#### PROBLEM TO WORK ON:
On how many lines of the data below does the word "style" appear? Reply with the number only.

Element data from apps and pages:
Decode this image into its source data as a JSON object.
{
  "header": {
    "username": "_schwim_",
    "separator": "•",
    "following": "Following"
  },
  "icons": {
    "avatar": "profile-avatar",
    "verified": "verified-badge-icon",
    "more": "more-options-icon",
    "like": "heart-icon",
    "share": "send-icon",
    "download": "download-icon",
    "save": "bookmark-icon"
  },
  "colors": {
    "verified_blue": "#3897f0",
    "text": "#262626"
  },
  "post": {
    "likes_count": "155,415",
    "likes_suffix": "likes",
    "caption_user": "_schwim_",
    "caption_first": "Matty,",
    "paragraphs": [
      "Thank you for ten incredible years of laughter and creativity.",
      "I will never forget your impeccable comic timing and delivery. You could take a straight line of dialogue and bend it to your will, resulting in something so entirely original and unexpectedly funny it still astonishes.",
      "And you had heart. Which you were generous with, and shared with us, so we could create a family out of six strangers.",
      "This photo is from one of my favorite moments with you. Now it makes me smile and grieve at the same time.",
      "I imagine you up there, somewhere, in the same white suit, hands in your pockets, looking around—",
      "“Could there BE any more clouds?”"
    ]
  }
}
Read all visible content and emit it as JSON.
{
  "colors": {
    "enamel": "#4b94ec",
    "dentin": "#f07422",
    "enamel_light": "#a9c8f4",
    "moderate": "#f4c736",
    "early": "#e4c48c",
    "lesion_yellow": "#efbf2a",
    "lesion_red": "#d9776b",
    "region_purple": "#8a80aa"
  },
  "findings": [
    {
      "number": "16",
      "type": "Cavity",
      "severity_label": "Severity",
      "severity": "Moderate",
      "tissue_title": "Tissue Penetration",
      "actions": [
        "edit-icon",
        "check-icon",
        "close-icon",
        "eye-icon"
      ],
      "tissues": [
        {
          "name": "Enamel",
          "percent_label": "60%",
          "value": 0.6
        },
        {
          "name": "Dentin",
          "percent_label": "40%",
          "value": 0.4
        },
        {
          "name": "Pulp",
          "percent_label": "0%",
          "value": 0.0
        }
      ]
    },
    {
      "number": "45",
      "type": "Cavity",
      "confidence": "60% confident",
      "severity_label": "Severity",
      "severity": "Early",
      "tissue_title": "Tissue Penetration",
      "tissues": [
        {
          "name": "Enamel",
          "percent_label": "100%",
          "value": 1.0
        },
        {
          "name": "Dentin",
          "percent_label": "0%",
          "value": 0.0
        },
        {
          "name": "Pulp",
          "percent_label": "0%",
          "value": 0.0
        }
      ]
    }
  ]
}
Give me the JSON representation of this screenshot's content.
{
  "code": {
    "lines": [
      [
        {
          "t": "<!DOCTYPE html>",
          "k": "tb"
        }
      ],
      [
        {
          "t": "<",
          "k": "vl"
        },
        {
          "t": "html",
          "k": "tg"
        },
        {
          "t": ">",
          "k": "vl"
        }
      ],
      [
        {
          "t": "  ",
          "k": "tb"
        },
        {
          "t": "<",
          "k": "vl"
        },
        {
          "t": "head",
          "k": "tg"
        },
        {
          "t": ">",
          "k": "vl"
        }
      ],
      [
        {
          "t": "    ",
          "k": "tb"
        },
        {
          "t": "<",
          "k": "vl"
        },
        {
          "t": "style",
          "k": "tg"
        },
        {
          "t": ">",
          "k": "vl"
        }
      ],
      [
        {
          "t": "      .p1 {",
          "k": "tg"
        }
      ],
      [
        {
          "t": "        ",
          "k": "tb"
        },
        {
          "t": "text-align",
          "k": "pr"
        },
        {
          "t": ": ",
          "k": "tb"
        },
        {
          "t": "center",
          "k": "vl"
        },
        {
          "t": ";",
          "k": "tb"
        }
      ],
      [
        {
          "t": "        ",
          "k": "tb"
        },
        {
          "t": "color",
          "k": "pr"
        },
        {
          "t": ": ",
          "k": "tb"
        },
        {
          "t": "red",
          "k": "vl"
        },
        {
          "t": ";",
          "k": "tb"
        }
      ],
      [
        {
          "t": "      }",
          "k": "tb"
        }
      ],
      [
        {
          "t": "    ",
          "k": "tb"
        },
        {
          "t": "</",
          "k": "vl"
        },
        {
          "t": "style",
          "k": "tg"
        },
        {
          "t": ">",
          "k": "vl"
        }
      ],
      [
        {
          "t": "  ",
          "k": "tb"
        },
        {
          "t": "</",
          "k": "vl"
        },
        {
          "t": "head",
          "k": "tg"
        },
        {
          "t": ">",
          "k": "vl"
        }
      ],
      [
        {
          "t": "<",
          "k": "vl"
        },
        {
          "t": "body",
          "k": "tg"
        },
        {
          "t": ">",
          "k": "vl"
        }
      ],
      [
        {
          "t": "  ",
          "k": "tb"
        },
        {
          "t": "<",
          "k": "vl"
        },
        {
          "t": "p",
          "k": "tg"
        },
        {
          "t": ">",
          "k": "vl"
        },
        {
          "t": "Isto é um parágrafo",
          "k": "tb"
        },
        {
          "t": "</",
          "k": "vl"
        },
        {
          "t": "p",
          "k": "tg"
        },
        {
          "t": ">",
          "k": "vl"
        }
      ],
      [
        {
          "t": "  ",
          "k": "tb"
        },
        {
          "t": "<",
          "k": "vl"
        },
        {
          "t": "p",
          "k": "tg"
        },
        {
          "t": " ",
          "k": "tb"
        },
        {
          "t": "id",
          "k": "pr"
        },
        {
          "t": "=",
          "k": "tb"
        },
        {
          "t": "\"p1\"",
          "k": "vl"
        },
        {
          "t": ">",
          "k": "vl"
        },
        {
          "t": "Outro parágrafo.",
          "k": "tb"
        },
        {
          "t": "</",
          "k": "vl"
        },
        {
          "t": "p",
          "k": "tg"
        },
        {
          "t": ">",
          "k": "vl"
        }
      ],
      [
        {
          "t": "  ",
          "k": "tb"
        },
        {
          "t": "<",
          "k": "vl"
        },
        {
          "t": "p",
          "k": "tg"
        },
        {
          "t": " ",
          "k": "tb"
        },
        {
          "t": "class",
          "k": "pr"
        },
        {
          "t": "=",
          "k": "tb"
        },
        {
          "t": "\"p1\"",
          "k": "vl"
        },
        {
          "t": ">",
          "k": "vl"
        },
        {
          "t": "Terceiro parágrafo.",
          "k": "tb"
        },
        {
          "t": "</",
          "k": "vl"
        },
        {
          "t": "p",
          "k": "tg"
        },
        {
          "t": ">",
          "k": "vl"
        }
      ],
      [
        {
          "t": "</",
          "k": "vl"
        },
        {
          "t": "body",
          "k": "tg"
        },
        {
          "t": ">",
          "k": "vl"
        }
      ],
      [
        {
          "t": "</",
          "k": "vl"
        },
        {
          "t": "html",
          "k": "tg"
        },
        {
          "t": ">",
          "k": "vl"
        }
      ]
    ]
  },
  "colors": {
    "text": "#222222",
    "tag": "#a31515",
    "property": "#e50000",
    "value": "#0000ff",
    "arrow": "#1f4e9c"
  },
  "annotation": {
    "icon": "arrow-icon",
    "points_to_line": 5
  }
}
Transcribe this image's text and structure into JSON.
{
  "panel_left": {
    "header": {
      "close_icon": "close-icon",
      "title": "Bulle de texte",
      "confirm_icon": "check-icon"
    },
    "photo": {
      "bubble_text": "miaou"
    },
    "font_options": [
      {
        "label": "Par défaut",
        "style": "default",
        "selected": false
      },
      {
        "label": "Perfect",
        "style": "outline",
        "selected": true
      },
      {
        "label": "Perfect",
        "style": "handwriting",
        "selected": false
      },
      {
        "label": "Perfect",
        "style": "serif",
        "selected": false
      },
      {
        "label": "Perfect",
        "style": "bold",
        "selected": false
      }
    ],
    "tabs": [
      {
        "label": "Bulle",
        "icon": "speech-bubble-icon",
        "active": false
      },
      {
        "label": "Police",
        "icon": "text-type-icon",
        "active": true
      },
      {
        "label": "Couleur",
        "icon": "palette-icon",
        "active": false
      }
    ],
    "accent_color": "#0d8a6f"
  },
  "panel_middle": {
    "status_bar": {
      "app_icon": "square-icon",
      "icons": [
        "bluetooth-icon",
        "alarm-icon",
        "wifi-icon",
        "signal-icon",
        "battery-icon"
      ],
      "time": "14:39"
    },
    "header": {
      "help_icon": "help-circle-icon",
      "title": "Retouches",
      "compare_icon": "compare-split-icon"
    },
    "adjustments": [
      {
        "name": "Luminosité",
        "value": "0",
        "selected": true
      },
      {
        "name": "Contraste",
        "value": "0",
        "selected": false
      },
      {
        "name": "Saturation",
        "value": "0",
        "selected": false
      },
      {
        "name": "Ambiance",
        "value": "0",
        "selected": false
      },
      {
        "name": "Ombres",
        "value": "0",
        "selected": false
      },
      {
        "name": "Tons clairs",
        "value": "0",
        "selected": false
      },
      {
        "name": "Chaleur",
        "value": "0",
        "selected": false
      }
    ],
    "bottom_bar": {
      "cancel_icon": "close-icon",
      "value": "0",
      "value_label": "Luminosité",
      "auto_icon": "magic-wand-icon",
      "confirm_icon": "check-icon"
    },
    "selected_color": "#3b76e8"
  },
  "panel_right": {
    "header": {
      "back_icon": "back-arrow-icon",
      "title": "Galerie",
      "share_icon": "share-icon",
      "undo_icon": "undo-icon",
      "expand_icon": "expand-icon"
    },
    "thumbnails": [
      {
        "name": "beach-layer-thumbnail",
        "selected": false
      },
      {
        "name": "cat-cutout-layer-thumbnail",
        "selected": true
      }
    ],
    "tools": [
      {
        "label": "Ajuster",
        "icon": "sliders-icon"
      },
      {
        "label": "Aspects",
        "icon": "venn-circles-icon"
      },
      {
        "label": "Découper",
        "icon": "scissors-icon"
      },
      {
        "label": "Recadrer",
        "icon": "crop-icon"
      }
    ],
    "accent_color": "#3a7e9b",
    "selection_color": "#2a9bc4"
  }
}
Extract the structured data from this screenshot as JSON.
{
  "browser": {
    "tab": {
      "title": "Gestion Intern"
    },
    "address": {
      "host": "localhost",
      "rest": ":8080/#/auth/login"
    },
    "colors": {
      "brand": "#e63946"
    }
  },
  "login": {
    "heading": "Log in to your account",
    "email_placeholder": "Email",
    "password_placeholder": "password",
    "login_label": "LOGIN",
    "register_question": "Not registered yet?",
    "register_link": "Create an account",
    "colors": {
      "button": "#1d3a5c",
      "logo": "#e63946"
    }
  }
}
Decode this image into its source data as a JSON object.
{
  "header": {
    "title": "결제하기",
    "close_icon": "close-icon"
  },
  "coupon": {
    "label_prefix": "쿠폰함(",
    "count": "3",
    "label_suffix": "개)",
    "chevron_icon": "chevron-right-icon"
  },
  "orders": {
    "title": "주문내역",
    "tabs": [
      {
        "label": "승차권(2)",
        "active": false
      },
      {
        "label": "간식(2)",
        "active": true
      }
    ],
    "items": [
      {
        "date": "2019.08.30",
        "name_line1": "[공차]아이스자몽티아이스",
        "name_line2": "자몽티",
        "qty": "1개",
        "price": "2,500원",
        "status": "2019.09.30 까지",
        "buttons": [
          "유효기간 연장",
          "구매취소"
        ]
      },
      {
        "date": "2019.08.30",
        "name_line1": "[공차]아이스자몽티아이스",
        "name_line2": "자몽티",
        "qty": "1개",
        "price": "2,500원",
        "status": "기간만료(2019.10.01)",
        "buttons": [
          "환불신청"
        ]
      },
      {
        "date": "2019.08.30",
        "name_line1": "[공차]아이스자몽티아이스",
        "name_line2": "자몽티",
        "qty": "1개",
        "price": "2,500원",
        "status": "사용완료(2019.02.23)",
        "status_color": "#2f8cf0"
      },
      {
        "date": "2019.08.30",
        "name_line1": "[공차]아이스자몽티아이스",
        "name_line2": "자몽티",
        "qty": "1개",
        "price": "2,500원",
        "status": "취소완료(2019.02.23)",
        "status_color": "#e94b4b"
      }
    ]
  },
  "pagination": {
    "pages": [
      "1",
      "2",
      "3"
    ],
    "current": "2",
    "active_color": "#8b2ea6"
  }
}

#### WRITTEN SOLUTION:
7